» **What to work on**
Show the lines below where "Enter" occurs.

» **Records from a dataset**
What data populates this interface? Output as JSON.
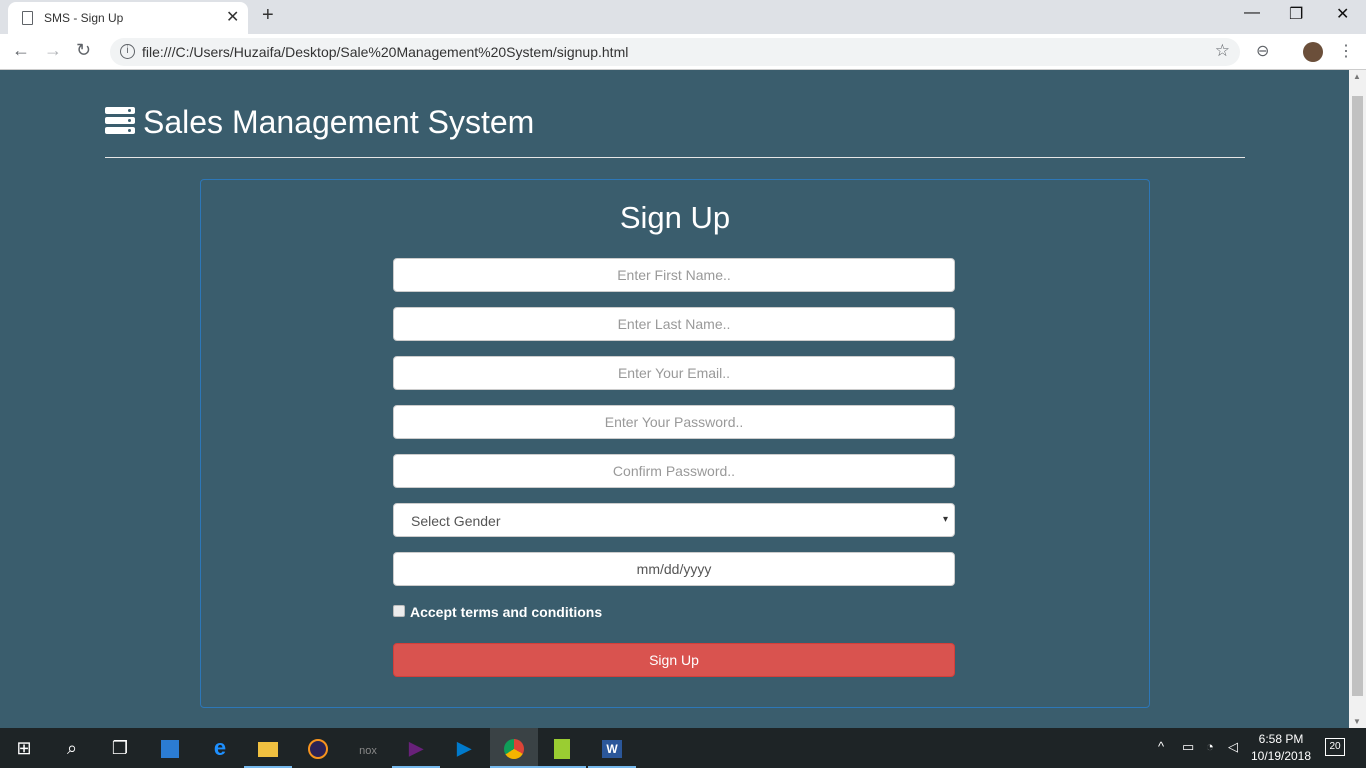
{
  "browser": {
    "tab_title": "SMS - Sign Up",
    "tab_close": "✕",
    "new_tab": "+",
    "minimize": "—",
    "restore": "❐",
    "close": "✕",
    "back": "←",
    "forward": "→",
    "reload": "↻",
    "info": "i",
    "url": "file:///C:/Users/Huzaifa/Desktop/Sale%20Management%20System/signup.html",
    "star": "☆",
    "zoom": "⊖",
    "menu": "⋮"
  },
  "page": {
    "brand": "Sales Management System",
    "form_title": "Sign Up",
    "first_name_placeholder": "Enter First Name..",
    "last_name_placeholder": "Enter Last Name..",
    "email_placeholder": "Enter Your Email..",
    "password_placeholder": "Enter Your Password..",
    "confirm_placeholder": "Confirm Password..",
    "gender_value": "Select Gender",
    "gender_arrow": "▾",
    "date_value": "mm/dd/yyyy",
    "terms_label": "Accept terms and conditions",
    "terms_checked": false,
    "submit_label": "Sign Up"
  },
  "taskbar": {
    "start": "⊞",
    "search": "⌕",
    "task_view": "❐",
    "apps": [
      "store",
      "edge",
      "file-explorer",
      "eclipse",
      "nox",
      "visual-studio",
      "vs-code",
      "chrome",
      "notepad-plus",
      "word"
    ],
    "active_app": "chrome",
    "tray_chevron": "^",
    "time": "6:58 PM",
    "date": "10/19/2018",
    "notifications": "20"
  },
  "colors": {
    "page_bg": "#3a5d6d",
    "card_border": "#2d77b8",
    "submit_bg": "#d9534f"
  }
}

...

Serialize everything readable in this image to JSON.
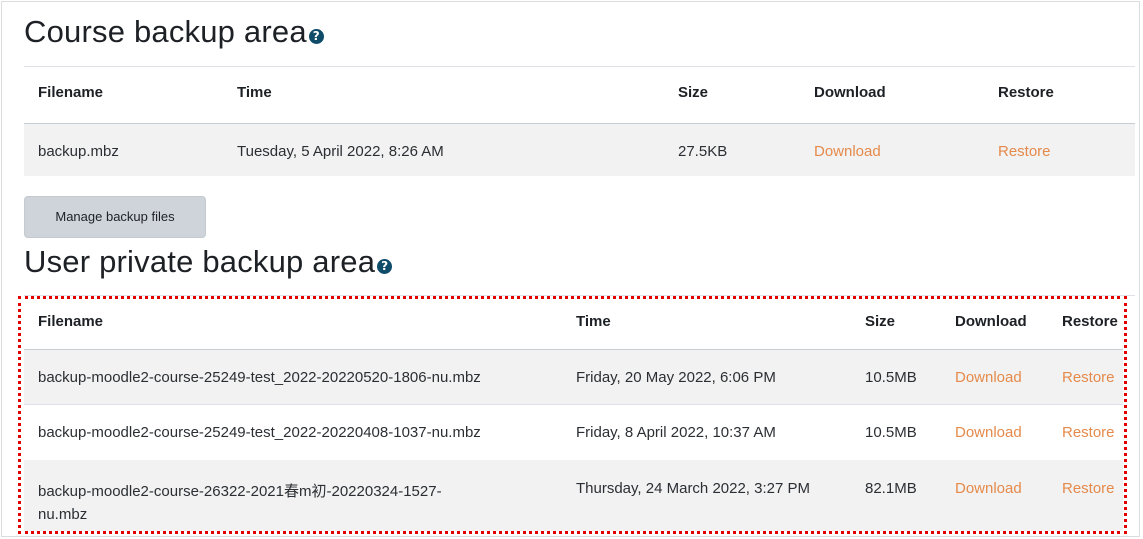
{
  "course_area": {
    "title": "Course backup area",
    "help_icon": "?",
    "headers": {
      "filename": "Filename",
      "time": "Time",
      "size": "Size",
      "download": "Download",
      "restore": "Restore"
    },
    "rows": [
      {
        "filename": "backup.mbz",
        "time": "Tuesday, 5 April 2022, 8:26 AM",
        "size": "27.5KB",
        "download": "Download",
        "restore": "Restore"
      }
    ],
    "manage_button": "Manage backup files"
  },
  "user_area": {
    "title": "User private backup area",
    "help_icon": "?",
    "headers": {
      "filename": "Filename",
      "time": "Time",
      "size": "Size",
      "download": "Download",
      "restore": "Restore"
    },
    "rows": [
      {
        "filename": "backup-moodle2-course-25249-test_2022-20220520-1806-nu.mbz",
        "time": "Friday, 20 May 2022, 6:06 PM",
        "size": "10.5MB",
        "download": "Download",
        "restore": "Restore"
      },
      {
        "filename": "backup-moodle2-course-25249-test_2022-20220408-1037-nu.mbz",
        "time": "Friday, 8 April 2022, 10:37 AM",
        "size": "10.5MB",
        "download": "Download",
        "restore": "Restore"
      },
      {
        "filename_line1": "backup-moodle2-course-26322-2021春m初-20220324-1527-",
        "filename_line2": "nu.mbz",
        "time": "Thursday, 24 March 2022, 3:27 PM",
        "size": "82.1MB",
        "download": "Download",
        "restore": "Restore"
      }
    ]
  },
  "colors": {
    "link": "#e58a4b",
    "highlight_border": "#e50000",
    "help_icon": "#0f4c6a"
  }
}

» **Solution for this exercise**
    "first_name_placeholder": "Enter First Name..",
    "last_name_placeholder": "Enter Last Name..",
    "email_placeholder": "Enter Your Email..",
    "password_placeholder": "Enter Your Password..",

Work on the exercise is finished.